Fitch Ratings has affirmed Singapore's AAA sovereign ratings, citing its strong economic fundamentals and stable political scene.
The credit rating agency said its view weighs the country's exceptionally strong external balance sheet, robust fiscal framework, high levels of per capita income and strong governance against its high vulnerability to external shocks, given that Singapore is a small open economy.
The ratings are seen as indicators of the risk level of a nation's investing environment and the government's chance of default.
Fitch has revised its growth outlook for Singapore over 2015 and 2016 to an average of 2.1 per cent, from an earlier forecast of 3.2 per cent.
However, this growth slowdown is not expected to translate into a significantly weakened credit profile, it said.
This is because Singapore's external balance sheet remains strong, while fiscal discipline remains underpinned by a constitutional mandate that requires the Government to run a balanced budget, on average, during its term.
The agency flagged some potential risks to Singapore's credit rating, including a severe regional or global economic shock sufficient to force the country to draw down past reserves on a scale that impairs its balance sheet strength.
This would have to be more severe than the global financial crisis, Fitch said.
A second risk involves sustained rapid credit growth that eventually increases Singaporean private-sector borrowing and leads to reduced resilience to macroeconomic volatility.
These have a major spillover into the economy because of the large size of the banking sector.
Fitch also pointed out some political issues that have been gaining ground, including rising income inequality, an ageing population and increasing participation in the labour force by foreigners.

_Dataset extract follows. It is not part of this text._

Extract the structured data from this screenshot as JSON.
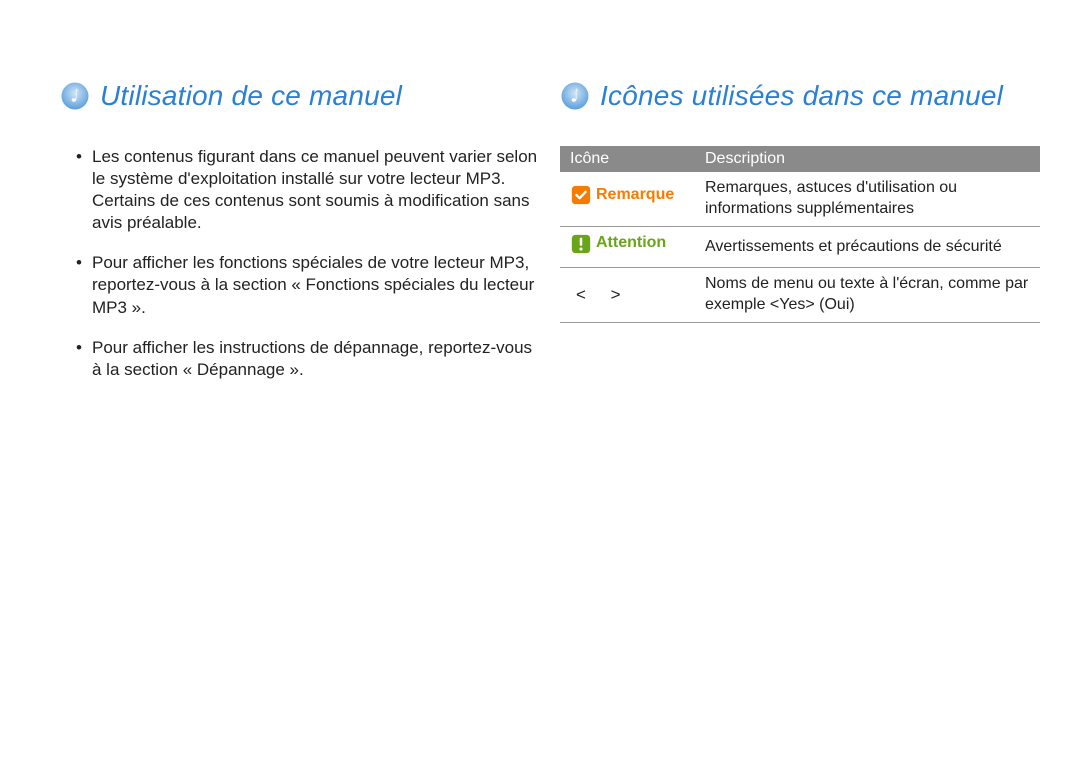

It noted that Singapore has embarked on a restructuring drive which "aims to raise the level of productivity, in order to maintain growth in the face of an ageing population and slower population growth".
"The Peoples' Action Party was re-elected... with a strong mandate, which could be positive for continued implementation of policies to address these issues."
This article was first published on December 1, 2015.
Get a copy of The Straits Times or go to straitstimes.com for more stories.